Saturday, July 03, 2021

A Knock at Midnight by Brittany Barnett

A Knock at Midnight by Brittany Barnett is a great book subtitled A Story of Hope, Justice, and Freedom. It’s a memoir about her growing up in central Texas, having a mother who went to jail for a drug offense, then becoming a lawyer advocating for the release of people serving life sentences without parole for drug offenses. 

Barnett grew up first in the small Texas towns of Fulbright and Bogata and was ten when she found her mother’s crack pipe in the house. She along with her sister Jazz went to live with their father and grandparents in nearby Campbell and it was difficult having a mother who was an on again, off again addict. Barnett when she started high school moved to Commerce to live with her other grandparents and get away from her mother’s addiction. She in college studied accounting, receiving a bachelors and then masters degree, with her mom unable to attend the graduation as she was in jail, sentenced to 8 years in prison for repeatedly failing drug tests while on probation for an arrest 6 years prior. Barnett notes how in her county growing up, blacks were 34 times more likely to be charged for marijuana possession than whites.

Barnett was a first-year law student at SMU, taking a class on the intersection of race and law, when she came across the case of Sharanda Jones, someone who had served ten years of a life sentence for a first-time drug offense. The environment under which Jones arrested was one with drug laws focused on punishment rather than rehabilitation, which is what sent Barnett’s mother to jail, and one with a racial bias. There was a sentencing disparity of 100 to 1 between crack and cocaine and prosecutors had enormous latitude to charge people with conspiracy to distribute drugs, a charge that required no physical evidence to prove. Additionally, mandatory minimum sentences were attached to many cases, effectively taking sentencing out of the hands of judges or juries. Prosecutors would also frequency focus on flipping defendants, even having higher-level dealers testify against lower-level dealers, and stacking charges or adding on 851 enhancements, bringing into sentencing past transgressions, no matter how small. 

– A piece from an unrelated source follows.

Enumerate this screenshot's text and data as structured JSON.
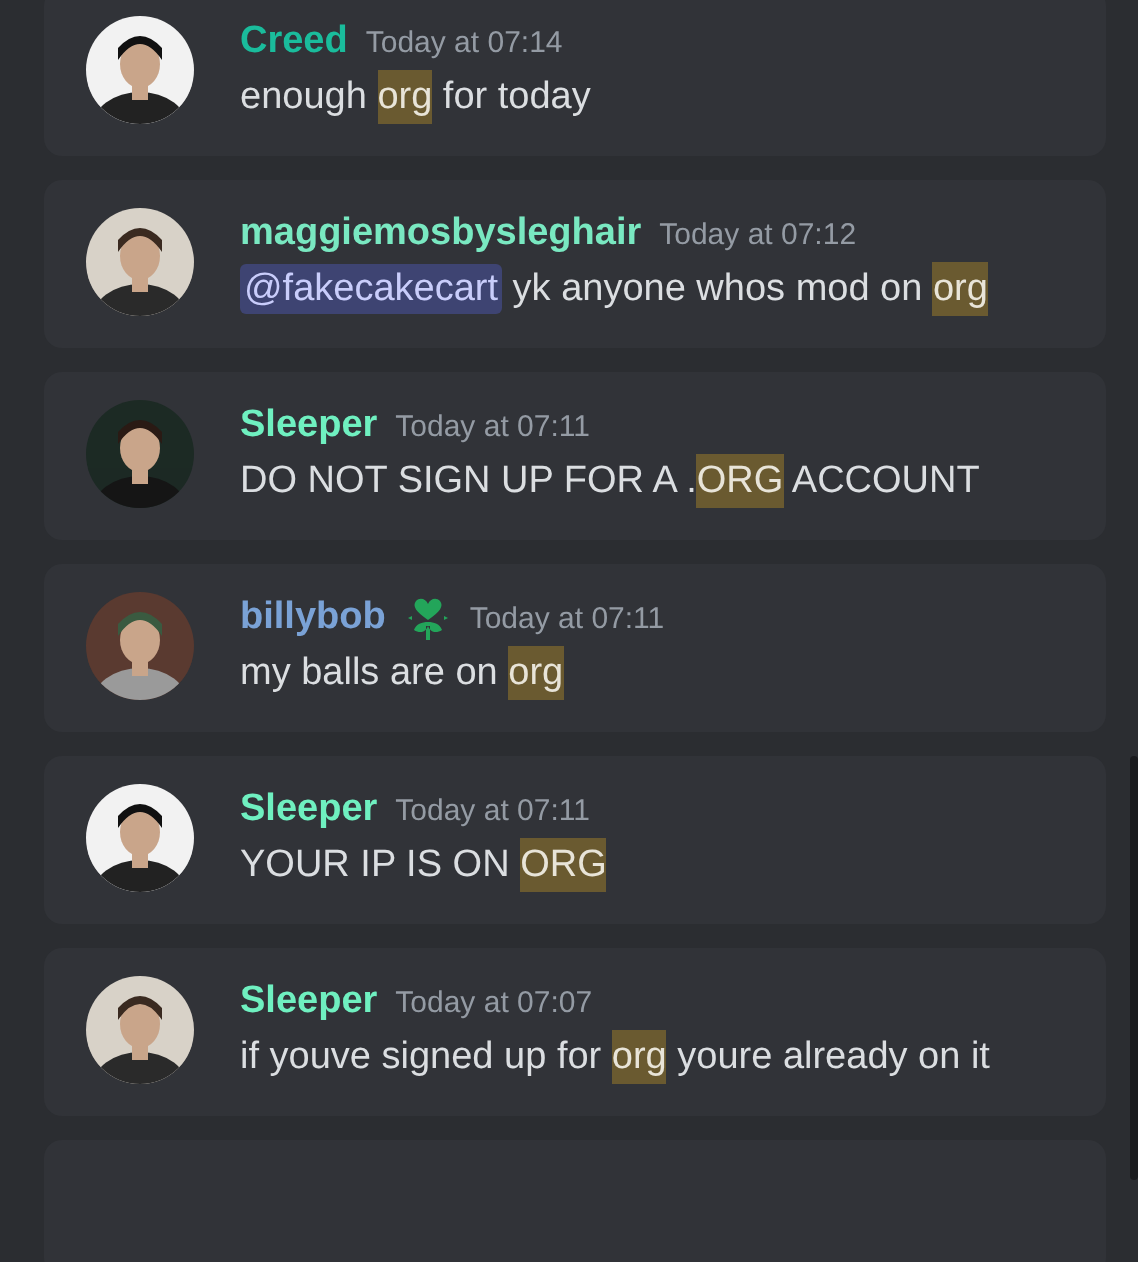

When Jones was sent to prison on a conspiracy to distribute charge, she had been a low-level mover of drugs, was no longer involved, and entrapped by a friend looking to be an informant and get a lesser sentence. Jones was told by prosecutors she as well could get a lesser sentence if she flipped on her Dallas police officer friend, someone not involved at all with drugs. Jones didn’t testify against anyone else and after her lawyer told her she would likely go free, and worst case would have a five-year sentence; she was sentenced to life without the possibility of parole, going to prison when her daughter eight years old. 

While still in law school, Barnett began advocating for Jones, and continued to do this pro bono work as she became a corporate lawyer in a large firm. She in the book details the dehumanizing conditions for inmates, including visitors having to ask for people by their prison number rather than name. While Barnett trying to get Jones released, mandatory sentencing guidelines were ruled unconstitutional, but not retroactively. Barnett then felt that the best path to release was clemency, something that could be granted by the President and noted in the book as being described by a fellow lawyer as “where justice meets mercy.” Barnett mentions a 2015 Washington Post story by Sam Horwitz on Jones and others serving life sentences without the possibility of parole, even though they would have received lesser sentences under current guidelines, and Jones was pardoned by President Obama, with release in 2016. Also noted in the book are others that Barnett would help get clemency, including Donel Clark, Alice Johnson, Corey Jacobs, and Chris Young  (with the judge that sentenced him, Kevin Sharp, having left his seat because he felt mandatory minimum sentences were wrong).

It’s a remarkable story from Barnett about a grave injustice. Also interesting was both how strong the writing in the book is (it seems many lawyers are often good writers) and how Barnett before she left corporate law combined her accounting degree and the tangible skill it gave her with the tangible skill from her law degree.